Chuks Okocha in Abuja
The Senate yesterday summoned the Minister of Health, Dr. Osagie Ehanire and the Chairman of the Presidential Task Force on COVID-l9, Boss Mustapha, to brief its Committees on Health and Primary Healthcare on modalities the federal government would adopt to procure and administer COVID-19 vaccines on Nigerians.
Also, to appear before the Senate Committees include the Director General of the Nigeria Centre for Disease Control (NCDC), Dr. Chikwe Ihekweazu, the Directors General of the National Primary Health Care Development Agency (NPHCDA), National Agency for Food and Drugs Administration and Control (NAFDAC) and the Chief Executives of other relevant government agencies.
These resolutions of the Upper Chamber followed a motion titled: “Urgent need for Nigeria to obtain and administer COVlD-l9 Vaccine to its citizens” sponsored by Senator Ibrahim Yahaya Oloriegbe (Kwara Central).
The prayers of the motion which were approved by the Senate include: “The Senate therefore resolves to direct its committee on Health and Primary Health Care to Invite the Federal Ministry of Health, the Presidential Task Force on Covid-l9, the National Primary Health Care Development Agency (NPHCDA), the National Agency for Food Drugs Administration and Control (NAFDAC), Nigeria Centre for Decease Control (NCDC), Federal Ministry of Finance and any other relevant government agency to present to it detail plan approval, protocol, funding, procurement, administration and monitoring of COVID-19 Vaccine in Nigeria.
“Urge the federal government to provide adequate funds for the procurement and administration of COVID-19 vaccines to Nigerians.
“Direct the committees in Health and Primary Healthcare to report back to the Senate in 2 weeks.”
Senator Oloriegbe in his lead debate urged his colleagues to be: “Aware that some countries have approved vaccines for COVID-19 and are administering the vaccine to their citizens.
“Aware that many other countries have completed plans on the procurement, distribution and administration of the vaccines to their citizens.
“Extremely worried that Nigeria has not produced a plan for the procurement, distribution and administration of the vaccine to Nigerians.
“Concern that the only plan on Covid-l9 Vaccine for Nigeria is the pledge by the Global Alliance for Vaccine Initiative (GAVl) to support 20% of the country’s vaccine requirement.
“This support will cover only the cost of the vaccines without taking care of logistics requirement for distribution and administration
“Concern that despite the change in the epidemiology trends of the disease, the financial plan developed by the country and World Bank in April 2020 to fund the response to the pandemic is still being implemented without taking due cognizance to the changes by re-allocating the funds to vaccine procurement.
“Worried that failure to administer vaccines to Nigeria will result in the Country the Covid-19 infection and a possible ban on not being able to control travelling by Nigerians may be instituted by countries around the world

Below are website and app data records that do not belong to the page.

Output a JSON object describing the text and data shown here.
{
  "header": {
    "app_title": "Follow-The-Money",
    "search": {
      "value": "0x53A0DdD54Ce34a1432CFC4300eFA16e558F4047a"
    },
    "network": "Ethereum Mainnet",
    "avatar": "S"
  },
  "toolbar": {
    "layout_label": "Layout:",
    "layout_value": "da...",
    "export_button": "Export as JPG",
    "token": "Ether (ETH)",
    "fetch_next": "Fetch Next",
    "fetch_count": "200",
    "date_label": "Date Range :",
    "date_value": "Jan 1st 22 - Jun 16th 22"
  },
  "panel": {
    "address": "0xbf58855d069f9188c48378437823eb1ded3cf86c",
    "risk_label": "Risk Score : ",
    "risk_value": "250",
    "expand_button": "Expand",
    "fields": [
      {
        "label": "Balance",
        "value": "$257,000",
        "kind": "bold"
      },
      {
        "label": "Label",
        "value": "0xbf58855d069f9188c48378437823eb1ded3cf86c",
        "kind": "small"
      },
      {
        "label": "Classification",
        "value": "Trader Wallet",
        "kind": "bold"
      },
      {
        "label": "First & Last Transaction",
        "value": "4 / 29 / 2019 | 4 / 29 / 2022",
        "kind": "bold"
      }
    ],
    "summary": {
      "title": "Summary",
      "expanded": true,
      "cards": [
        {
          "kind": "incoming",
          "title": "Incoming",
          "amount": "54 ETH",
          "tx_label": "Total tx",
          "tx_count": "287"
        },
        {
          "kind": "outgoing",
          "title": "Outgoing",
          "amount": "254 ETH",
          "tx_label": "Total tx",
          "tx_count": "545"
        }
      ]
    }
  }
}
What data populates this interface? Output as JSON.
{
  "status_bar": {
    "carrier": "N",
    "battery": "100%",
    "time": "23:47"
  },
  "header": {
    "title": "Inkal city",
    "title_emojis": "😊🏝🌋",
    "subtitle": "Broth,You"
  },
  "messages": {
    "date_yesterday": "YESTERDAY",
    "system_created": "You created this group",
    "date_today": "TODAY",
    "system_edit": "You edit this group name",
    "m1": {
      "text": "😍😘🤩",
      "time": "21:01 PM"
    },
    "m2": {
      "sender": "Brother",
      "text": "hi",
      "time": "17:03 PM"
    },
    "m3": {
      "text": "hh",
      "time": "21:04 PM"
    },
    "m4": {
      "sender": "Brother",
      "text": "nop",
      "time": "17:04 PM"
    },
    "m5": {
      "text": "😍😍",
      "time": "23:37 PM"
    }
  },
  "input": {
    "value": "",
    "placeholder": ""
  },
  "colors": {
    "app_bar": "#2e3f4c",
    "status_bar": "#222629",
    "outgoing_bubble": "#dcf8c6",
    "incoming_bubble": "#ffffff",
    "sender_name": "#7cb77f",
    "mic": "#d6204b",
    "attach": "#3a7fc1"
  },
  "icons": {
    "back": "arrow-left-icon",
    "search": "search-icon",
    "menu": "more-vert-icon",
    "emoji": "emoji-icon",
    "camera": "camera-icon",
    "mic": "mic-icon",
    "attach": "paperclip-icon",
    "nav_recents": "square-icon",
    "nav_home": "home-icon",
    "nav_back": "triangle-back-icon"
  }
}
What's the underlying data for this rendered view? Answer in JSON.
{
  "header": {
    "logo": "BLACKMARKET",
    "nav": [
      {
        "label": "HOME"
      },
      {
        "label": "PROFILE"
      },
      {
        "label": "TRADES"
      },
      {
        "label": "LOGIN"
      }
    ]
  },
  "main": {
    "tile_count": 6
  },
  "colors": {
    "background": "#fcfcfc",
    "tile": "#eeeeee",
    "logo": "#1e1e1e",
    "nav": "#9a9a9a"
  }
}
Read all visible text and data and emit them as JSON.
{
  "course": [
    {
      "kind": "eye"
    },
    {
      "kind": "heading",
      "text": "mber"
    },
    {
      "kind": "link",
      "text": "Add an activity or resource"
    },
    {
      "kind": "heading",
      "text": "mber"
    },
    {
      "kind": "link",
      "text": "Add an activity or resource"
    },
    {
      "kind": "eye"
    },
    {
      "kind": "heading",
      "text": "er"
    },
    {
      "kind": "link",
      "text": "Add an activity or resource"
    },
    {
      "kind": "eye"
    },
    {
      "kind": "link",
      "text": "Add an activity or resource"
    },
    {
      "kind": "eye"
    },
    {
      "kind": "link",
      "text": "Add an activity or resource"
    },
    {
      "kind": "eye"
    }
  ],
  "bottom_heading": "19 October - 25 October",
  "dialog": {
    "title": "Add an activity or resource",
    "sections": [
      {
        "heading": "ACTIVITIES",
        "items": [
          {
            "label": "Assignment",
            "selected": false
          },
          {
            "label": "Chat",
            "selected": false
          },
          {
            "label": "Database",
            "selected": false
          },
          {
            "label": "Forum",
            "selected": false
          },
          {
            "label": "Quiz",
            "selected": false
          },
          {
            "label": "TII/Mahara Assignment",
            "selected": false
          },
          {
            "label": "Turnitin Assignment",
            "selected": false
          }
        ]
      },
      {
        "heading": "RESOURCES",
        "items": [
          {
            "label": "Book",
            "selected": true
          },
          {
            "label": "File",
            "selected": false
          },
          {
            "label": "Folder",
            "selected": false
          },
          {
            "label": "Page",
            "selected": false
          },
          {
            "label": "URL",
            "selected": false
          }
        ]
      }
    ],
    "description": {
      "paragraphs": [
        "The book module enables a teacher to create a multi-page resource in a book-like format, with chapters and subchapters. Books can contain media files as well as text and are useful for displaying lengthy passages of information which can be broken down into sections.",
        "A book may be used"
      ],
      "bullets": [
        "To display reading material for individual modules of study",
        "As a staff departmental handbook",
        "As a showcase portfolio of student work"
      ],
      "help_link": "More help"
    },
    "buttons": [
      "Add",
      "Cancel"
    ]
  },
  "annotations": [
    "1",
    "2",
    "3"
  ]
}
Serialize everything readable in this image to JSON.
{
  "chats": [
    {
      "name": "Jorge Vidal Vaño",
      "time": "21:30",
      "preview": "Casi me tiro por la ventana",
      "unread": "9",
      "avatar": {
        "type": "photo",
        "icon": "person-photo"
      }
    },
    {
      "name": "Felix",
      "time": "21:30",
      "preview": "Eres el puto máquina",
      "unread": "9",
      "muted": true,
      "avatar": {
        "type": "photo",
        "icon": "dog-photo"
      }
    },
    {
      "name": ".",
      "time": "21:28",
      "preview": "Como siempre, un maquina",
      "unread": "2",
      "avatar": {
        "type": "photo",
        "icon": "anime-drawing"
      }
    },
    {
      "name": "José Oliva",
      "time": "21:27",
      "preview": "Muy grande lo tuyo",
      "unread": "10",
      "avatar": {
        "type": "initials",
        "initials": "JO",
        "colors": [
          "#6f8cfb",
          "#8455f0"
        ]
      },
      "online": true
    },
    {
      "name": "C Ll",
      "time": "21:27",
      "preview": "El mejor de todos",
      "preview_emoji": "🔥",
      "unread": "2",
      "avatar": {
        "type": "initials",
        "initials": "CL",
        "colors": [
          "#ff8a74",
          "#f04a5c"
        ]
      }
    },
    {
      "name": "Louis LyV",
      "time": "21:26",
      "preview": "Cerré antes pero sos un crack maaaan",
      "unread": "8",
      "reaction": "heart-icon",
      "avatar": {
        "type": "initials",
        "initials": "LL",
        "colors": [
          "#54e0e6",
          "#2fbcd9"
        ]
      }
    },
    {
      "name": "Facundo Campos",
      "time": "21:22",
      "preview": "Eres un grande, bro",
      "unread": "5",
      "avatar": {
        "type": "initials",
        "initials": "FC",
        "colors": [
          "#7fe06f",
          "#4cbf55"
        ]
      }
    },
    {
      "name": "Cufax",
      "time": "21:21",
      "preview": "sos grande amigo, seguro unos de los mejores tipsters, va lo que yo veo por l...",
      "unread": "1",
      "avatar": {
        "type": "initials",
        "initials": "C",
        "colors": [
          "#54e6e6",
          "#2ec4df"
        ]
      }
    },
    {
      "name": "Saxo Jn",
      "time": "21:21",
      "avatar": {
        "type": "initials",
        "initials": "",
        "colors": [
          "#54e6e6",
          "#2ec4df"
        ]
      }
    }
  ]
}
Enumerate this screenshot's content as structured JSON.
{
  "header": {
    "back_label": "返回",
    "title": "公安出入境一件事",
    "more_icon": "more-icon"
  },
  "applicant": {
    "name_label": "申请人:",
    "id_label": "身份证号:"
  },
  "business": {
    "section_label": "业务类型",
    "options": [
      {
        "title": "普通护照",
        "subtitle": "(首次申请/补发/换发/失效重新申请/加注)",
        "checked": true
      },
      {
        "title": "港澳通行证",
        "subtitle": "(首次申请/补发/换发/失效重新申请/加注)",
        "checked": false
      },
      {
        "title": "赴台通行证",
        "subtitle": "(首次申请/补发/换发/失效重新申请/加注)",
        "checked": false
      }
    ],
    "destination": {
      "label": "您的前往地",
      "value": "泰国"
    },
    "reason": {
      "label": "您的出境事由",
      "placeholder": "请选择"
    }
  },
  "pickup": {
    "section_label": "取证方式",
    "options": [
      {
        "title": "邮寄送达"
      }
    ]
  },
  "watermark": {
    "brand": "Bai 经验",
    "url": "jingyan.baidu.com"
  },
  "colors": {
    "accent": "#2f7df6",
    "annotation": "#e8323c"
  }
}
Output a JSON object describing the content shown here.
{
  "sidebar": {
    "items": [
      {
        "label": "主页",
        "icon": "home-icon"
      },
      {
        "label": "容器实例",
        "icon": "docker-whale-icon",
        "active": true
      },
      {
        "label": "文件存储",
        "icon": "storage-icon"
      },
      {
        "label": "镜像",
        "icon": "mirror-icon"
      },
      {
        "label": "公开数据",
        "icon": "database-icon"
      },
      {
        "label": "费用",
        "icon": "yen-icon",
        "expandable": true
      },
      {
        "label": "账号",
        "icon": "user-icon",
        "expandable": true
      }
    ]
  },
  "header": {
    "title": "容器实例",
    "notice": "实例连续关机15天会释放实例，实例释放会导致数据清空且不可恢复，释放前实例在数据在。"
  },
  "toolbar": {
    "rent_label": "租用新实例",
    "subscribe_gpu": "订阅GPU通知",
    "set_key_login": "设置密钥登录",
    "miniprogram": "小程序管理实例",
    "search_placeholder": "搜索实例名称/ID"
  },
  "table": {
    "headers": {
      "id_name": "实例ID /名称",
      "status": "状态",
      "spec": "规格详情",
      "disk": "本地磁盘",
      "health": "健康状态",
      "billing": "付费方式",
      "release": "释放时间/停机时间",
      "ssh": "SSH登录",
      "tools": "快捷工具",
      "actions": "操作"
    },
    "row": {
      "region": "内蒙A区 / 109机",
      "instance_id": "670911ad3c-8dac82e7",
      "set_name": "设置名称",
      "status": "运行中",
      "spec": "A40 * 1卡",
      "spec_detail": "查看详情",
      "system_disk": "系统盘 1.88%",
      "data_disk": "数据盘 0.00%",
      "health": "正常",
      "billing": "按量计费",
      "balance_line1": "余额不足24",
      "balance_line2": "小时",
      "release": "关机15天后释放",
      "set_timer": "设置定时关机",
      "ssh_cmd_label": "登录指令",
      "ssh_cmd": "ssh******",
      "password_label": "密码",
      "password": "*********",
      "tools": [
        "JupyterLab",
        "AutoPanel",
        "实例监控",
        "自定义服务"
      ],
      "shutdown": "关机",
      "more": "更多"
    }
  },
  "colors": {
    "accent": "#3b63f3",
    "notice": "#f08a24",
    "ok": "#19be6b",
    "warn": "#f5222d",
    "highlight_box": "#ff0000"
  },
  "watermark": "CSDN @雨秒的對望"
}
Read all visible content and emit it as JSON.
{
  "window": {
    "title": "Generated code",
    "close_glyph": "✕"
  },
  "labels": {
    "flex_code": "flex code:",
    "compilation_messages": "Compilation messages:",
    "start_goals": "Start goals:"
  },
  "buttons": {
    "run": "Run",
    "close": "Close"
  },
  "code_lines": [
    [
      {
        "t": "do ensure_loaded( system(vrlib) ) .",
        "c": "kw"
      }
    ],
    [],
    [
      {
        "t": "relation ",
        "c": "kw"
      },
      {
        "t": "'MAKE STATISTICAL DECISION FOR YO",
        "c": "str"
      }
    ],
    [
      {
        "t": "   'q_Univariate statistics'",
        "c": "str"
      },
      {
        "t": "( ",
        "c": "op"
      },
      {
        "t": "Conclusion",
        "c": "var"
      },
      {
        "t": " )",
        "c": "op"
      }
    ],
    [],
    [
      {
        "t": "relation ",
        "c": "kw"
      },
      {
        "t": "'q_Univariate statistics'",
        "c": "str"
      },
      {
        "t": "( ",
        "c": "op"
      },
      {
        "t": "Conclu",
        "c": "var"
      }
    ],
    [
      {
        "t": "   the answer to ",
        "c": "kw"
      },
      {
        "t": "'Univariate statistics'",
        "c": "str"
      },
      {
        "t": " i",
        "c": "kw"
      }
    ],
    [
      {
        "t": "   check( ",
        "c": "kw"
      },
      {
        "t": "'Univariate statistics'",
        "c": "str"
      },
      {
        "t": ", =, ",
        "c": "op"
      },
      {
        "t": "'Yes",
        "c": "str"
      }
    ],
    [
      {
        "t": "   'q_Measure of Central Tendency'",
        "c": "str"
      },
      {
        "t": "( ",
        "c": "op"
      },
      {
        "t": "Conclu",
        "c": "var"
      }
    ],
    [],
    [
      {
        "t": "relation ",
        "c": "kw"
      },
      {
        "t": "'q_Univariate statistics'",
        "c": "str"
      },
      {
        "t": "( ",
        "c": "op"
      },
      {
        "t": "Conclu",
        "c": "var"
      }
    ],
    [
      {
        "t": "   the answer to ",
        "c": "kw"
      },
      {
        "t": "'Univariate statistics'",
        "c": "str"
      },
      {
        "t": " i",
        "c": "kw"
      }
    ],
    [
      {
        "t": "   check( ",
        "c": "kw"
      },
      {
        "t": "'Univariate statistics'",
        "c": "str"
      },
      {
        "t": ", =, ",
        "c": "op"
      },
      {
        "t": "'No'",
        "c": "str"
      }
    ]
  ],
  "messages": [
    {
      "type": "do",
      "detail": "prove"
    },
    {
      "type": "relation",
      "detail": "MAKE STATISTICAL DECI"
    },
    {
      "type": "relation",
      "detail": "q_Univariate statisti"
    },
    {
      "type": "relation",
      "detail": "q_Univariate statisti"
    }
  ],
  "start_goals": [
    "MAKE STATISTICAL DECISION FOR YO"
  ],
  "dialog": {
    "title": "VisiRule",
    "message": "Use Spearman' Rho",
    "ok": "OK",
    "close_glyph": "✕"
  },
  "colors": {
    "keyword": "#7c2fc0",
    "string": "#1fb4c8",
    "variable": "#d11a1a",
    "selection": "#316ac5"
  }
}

“Concern that the consequence of non-administration of the vaccine to Nigerians will include worsening social and economy situation.”
The Kwara Central lawmaker also urged the Senate to be aware of the advent of the unknown disease in Wuhan-China in December 2019.
He added: “The disease was later diagnosed and named by the World Health (WHO) in January 2020 as Coronavirus Infection disease 2019 (COVID-19).
“Aware that Nigeria experienced its first index case of Covid-l9 on 28th February, 2020 with the diagnosis of an Italian citizen who was a consultant to Lafarge Company in Ewekoro-Ogun State.
“Note that between 28th F ebruary 2020 and 2nd December, 2020; 67,960 cases of the Covid-19 have been reported in Nigeria and sadly 1,177 persons diagnosed with the condition has died. 63, 839 has been discharged.
“Notes that to coordinate the National Response to the pandemic the President of Nigeria set up a Presidential Task Force (PTF) in March 2020.
The PTF has been coordinating the strategies and activities to address the challenges emanating from the COVID-19.
“Concern on the devastating effects of COVID-19 on the social and economic lives of Nigerians including precipitating the economy to go into a recession.
“Notes that the key measures being implemented for the COVID-19 now are the promotion of hand washing, wearing of face masks and social distancing.
“Worried that the level of compliance with these measures have been diminishing.
“Further worried that the level of testing, detection and isolation of confirmed cases have been reducing in the country.”